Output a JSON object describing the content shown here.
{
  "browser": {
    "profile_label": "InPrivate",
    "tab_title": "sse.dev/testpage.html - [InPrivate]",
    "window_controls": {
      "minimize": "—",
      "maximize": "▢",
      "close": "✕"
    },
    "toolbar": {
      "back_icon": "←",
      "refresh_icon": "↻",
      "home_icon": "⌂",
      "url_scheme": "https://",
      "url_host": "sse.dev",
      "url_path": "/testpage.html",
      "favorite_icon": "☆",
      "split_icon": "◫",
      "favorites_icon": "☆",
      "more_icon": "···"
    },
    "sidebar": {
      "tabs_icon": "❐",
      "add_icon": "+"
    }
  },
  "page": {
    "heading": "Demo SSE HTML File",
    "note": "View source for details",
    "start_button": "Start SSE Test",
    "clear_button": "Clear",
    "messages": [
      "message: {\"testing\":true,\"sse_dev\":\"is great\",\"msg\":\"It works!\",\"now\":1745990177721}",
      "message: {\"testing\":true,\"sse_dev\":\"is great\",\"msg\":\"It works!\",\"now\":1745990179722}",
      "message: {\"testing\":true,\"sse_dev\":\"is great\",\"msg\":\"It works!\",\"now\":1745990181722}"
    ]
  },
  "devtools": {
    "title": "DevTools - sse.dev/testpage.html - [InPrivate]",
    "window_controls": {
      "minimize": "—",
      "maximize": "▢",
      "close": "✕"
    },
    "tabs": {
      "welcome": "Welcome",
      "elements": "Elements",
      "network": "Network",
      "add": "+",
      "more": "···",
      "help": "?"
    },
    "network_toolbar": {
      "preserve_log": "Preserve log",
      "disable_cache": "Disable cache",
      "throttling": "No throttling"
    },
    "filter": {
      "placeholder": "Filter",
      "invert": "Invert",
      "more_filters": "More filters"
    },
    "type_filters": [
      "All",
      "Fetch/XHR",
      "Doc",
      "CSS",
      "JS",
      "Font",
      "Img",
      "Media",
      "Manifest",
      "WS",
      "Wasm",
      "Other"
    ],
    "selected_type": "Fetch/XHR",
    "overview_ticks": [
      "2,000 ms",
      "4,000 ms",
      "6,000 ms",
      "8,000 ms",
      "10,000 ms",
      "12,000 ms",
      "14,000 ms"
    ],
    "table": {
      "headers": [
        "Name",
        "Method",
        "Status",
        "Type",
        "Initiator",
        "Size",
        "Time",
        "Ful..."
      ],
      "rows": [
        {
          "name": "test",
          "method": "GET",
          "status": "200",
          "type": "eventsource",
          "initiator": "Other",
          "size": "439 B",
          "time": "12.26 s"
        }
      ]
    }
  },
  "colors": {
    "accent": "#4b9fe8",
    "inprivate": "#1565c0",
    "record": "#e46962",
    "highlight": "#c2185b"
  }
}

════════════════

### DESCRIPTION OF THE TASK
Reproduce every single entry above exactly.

### OUTPUT FOR THIS EXERCISE
Output a JSON object describing the content shown here.
{
  "browser": {
    "profile_label": "InPrivate",
    "tab_title": "sse.dev/testpage.html - [InPrivate]",
    "window_controls": {
      "minimize": "—",
      "maximize": "▢",
      "close": "✕"
    },
    "toolbar": {
      "back_icon": "←",
      "refresh_icon": "↻",
      "home_icon": "⌂",
      "url_scheme": "https://",
      "url_host": "sse.dev",
      "url_path": "/testpage.html",
      "favorite_icon": "☆",
      "split_icon": "◫",
      "favorites_icon": "☆",
      "more_icon": "···"
    },
    "sidebar": {
      "tabs_icon": "❐",
      "add_icon": "+"
    }
  },
  "page": {
    "heading": "Demo SSE HTML File",
    "note": "View source for details",
    "start_button": "Start SSE Test",
    "clear_button": "Clear",
    "messages": [
      "message: {\"testing\":true,\"sse_dev\":\"is great\",\"msg\":\"It works!\",\"now\":1745990177721}",
      "message: {\"testing\":true,\"sse_dev\":\"is great\",\"msg\":\"It works!\",\"now\":1745990179722}",
      "message: {\"testing\":true,\"sse_dev\":\"is great\",\"msg\":\"It works!\",\"now\":1745990181722}"
    ]
  },
  "devtools": {
    "title": "DevTools - sse.dev/testpage.html - [InPrivate]",
    "window_controls": {
      "minimize": "—",
      "maximize": "▢",
      "close": "✕"
    },
    "tabs": {
      "welcome": "Welcome",
      "elements": "Elements",
      "network": "Network",
      "add": "+",
      "more": "···",
      "help": "?"
    },
    "network_toolbar": {
      "preserve_log": "Preserve log",
      "disable_cache": "Disable cache",
      "throttling": "No throttling"
    },
    "filter": {
      "placeholder": "Filter",
      "invert": "Invert",
      "more_filters": "More filters"
    },
    "type_filters": [
      "All",
      "Fetch/XHR",
      "Doc",
      "CSS",
      "JS",
      "Font",
      "Img",
      "Media",
      "Manifest",
      "WS",
      "Wasm",
      "Other"
    ],
    "selected_type": "Fetch/XHR",
    "overview_ticks": [
      "2,000 ms",
      "4,000 ms",
      "6,000 ms",
      "8,000 ms",
      "10,000 ms",
      "12,000 ms",
      "14,000 ms"
    ],
    "table": {
      "headers": [
        "Name",
        "Method",
        "Status",
        "Type",
        "Initiator",
        "Size",
        "Time",
        "Ful..."
      ],
      "rows": [
        {
          "name": "test",
          "method": "GET",
          "status": "200",
          "type": "eventsource",
          "initiator": "Other",
          "size": "439 B",
          "time": "12.26 s"
        }
      ]
    }
  },
  "colors": {
    "accent": "#4b9fe8",
    "inprivate": "#1565c0",
    "record": "#e46962",
    "highlight": "#c2185b"
  }
}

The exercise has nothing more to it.